But Akmal Samsor, spokesman for MoPH, strongly rejected the claims of Nasreen Oryakhel and said there was no shortage of oxygen. He wondered why the Afghanistan Medical Council reported it.
According to the number, fatalities of Afghanistan are less compare to the neighboring countries; like Pakistan’s death level is 1.88 and ours is 1.86.
He added a total of 3,500 beds had been set up in the country to prevent the spread of coronavirus, and 3,200 of them were occupied last week; it meant that 40 percent ICU vacant.
Samsor claimed patients’ failure to follow medical guidelines often led to the death of Covid-19 patients, who were evacuated to hospital after their condition deteriorated, They cannot be saved, even if put on ventilators.
On May 18, the National Procurement Commission (NPC) approved a recommendation for the purchase of 500 ventilators following an increase in number of coronavirus patients, shortage of ventilators in provinces and a spate of complaints from the health sector.
The MoPH spokesman said NPC had purchased from a German firm 500 ventilators for the ministry, which was waiting for the resumption of flights to bring them home.
A public health official, meanwhile, alleged that corruption was delaying the timely delivery of ventilators. He claimed there was evidence of a deliberate delayed in transportation of the devices to let prices sky-rocket.
The source disclosed they had finalised the purchase of ventilators for $7,500 apiece but a circle in the Presidential Palace insisted on buying machine for $50,000. Shakir Kargar, chief of staff to the president, wanted to buy one machine for $25,000 from Turkey, he charged.
Pajhwok messaged Zabihullah Zahid, personal secretary to Shakir Kargar, but received no response.
The National Procurement Authority (NPA) signed a contract with the German company because the Istanbul Parma put the price of one device at $25,000 and another firm named Dakash Healthcare demanded $25,900 apiece. The MoPH paid only $16,200.

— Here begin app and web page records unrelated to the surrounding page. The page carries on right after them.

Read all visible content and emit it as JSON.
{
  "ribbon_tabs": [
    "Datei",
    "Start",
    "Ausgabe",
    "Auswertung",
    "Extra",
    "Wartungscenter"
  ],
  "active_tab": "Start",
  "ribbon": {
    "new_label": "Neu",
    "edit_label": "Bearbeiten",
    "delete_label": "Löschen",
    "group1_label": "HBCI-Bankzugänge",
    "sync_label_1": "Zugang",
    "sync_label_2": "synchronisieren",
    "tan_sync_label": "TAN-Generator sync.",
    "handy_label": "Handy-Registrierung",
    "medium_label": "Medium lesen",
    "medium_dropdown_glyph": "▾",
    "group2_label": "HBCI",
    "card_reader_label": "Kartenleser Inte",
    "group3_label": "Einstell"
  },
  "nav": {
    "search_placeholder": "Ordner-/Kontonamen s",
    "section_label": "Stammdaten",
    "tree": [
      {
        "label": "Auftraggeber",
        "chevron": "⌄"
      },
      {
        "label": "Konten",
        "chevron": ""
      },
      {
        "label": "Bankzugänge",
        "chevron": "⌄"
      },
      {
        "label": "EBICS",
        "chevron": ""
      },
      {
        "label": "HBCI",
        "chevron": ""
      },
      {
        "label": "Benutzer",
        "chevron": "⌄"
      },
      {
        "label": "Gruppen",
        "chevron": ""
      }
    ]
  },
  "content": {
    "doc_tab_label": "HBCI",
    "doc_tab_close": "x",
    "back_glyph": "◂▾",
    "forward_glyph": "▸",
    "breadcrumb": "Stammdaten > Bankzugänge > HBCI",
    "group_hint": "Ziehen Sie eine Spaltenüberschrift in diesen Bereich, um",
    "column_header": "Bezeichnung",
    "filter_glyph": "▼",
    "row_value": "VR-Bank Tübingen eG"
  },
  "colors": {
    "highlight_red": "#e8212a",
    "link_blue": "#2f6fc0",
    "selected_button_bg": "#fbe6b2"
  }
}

In line with its decision No 4,039, which was taken at its 215th meeting, the NPA purchased 400 of the 500 ventilators for $7,500 and the remaining 100 for 12,000 euros because of a surge in market prices. The total cost of the devices is 4.2 million dollars, but the decision shows more than 1.3 million dollars in additional cost.
Ramin Ayaz, a spokesman for NPA, said the extra money invoice, which was to be utilised in six months, was being spent on buying full face masks and single-use air pipes.